The Three Official UAP USG Declassified UFO Videos
GO FAST is the third, and latest of (at the time of this post) three official USG videos selected for release after official review by multiple government organizations. While To The Stars Academy of Arts & Science was the first to obtain a copy, it should be available to any member of the press or public via the Freedom of Information Act. This footage was captured by a U.S. Navy F/A-18 Super Hornet using the Raytheon ATFLIR Pod that was being operated by a highly trained aerial observer and weapons system operator whom the government has spent millions of dollars to train. Go Fast reveals a Navy encounter that occurred off the East Coast of the United States in 2015 and the object in view remains unidentified.
Here is the other two videos:
Gimbal: The First Official UAP Footage from the USG for Public Release
Exclusive analysis brought to you by To The Stars Academy of Arts & Science. Gimbal is the first of three US military videos of unidentified aerial phenomenon (UAP) that has been through the official declassification review process of the United States government and has been approved for public release.

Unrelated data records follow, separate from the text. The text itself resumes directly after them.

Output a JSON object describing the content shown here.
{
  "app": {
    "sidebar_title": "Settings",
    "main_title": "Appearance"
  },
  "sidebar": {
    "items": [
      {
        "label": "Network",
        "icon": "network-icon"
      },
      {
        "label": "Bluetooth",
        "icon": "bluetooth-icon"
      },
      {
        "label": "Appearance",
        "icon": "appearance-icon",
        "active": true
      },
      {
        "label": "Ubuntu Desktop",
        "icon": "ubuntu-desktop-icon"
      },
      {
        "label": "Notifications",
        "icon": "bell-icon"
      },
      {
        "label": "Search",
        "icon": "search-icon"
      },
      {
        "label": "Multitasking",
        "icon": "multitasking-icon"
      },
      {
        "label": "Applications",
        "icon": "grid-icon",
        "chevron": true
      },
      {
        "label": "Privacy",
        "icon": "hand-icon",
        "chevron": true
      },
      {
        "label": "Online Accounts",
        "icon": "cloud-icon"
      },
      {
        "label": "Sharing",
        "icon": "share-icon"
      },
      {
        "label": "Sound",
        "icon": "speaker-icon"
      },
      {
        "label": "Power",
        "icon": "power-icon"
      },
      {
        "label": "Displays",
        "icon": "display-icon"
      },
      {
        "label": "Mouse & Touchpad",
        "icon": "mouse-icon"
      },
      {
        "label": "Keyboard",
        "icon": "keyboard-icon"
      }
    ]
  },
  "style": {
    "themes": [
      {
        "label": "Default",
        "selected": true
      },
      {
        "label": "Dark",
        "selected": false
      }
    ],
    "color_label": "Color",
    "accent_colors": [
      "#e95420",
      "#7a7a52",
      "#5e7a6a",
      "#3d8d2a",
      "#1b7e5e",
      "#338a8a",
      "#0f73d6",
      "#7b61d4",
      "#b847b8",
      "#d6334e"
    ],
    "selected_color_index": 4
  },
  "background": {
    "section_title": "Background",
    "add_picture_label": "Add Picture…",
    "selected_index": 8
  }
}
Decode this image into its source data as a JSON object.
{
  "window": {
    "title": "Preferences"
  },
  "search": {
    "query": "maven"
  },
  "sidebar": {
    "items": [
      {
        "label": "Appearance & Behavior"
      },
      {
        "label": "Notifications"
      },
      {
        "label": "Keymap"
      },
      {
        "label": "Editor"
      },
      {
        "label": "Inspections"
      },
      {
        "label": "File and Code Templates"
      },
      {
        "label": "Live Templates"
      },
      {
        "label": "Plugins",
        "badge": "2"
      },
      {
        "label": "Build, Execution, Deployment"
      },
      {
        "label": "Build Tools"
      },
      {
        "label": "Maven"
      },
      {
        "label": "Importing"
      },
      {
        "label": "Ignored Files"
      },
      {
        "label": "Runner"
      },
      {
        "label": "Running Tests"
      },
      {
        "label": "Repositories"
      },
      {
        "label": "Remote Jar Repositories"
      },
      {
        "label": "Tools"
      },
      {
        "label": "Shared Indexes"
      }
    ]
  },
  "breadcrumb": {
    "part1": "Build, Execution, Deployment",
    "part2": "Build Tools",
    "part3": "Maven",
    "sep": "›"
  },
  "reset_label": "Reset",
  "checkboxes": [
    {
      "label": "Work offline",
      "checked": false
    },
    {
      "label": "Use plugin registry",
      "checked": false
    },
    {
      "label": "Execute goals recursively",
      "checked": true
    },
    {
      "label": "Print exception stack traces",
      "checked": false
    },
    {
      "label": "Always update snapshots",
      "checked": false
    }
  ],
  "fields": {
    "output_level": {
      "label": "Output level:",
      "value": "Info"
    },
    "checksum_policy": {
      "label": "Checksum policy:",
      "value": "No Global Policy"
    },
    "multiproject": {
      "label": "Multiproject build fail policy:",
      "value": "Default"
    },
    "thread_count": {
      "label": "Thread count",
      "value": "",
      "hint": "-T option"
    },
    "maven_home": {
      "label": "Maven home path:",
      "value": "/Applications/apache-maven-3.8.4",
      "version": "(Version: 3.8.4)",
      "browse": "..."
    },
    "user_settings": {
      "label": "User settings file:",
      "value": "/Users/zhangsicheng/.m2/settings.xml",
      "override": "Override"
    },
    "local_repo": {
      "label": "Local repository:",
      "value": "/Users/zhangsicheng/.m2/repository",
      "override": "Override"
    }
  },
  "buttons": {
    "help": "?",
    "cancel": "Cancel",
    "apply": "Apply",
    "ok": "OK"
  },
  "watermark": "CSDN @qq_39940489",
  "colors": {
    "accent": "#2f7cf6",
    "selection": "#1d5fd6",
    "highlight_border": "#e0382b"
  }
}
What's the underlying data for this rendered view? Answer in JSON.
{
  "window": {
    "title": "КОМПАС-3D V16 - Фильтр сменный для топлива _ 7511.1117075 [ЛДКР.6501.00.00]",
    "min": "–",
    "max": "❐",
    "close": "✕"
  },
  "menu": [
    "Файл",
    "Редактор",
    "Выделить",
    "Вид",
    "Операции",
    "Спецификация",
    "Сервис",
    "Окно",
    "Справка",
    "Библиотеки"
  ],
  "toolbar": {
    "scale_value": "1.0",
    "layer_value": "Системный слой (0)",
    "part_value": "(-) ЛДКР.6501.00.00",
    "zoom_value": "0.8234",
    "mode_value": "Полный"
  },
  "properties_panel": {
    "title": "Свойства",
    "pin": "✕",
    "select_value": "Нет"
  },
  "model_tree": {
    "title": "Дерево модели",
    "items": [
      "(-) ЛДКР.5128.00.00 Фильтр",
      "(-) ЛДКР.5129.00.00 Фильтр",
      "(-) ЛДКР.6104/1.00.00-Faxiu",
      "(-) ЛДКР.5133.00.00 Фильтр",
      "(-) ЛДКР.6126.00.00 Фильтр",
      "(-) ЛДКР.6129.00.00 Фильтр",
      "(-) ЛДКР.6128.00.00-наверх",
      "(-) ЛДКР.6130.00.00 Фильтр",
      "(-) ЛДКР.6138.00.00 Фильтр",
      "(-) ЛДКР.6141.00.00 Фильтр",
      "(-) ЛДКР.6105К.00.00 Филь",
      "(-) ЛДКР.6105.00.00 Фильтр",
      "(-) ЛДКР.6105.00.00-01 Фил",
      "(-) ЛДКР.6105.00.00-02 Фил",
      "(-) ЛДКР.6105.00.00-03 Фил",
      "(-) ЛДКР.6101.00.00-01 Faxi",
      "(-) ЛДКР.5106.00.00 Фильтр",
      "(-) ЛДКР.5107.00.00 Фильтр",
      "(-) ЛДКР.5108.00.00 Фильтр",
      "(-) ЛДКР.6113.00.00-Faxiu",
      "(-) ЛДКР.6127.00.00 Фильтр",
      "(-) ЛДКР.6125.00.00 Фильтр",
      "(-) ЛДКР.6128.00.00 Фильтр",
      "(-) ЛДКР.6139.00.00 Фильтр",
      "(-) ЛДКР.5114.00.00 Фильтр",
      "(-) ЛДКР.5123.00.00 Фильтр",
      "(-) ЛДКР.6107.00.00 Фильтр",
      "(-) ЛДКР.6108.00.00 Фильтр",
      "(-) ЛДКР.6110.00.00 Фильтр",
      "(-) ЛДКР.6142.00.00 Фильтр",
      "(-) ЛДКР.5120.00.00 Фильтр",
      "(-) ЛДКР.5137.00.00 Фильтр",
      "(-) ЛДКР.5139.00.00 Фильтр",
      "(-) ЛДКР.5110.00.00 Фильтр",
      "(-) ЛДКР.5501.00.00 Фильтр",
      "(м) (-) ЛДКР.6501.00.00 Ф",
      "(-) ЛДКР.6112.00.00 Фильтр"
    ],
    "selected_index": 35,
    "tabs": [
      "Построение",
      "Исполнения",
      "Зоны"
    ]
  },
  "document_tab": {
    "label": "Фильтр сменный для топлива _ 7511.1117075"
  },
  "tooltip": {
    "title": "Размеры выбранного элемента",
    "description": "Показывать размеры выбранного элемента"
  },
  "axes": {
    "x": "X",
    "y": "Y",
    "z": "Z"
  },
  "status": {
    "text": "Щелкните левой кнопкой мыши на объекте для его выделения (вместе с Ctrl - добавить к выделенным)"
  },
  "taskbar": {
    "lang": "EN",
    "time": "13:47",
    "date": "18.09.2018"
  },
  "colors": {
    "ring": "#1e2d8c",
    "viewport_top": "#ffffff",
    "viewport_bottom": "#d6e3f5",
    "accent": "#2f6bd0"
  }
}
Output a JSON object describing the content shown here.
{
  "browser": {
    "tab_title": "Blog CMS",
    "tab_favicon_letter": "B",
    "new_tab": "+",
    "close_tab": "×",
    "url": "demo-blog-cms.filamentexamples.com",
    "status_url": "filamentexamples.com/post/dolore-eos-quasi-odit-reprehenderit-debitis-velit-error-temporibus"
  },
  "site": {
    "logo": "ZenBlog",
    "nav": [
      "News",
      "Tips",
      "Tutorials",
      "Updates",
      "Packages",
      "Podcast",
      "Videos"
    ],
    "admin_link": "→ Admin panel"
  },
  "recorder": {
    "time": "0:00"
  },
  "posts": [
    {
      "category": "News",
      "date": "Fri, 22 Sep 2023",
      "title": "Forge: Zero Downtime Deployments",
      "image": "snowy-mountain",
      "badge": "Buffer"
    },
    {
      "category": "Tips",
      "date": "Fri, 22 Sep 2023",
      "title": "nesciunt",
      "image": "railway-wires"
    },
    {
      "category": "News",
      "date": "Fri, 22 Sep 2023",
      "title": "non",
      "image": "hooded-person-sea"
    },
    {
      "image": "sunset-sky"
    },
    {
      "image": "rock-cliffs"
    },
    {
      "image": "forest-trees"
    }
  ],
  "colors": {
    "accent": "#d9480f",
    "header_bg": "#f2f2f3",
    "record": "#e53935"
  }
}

This footage, and all official USG footage you will see on TTS Academy’s community of interest (COI), comes with essential chain-of-custody documentation validating that it is received in its original and unaltered form and is authentic. The US Department of Defense uses this process in order to meticulously ensure that information and material retain their integrity without revealing sources and methods. This documentation is what sets this footage apart from anything else that has made its way to the public domain, by establishing its authenticity and thereby giving it enormous historical significance.
FLIR1: second of three US military videos of unidentified aerial phenomenon (UAP)
Exclusive analysis brought to you by To The Stars Academy of Arts & Science: FLIR1 is the second of three US military videos of unidentified aerial phenomenon (UAP) that has been through the official declassification review process of the United States government and approved for public release. It is the only official footage captured by a US navy F/A-18 Super Hornet present at the 2004 Nimitz incident off the coast of San Diego. Like Gimbal, this footage comes with crucial chain-of-custody (CoC) documentation because it is a product of US military sensors, which confirms it is original, unaltered, and not computer generated or artificially fabricated. While there have been leaked versions on the internet, the CoC establishes the authenticity and credibility that this version is the original footage taken from one of the most advanced sensor tracking devices in use.
To The Stars Academy of Arts & Science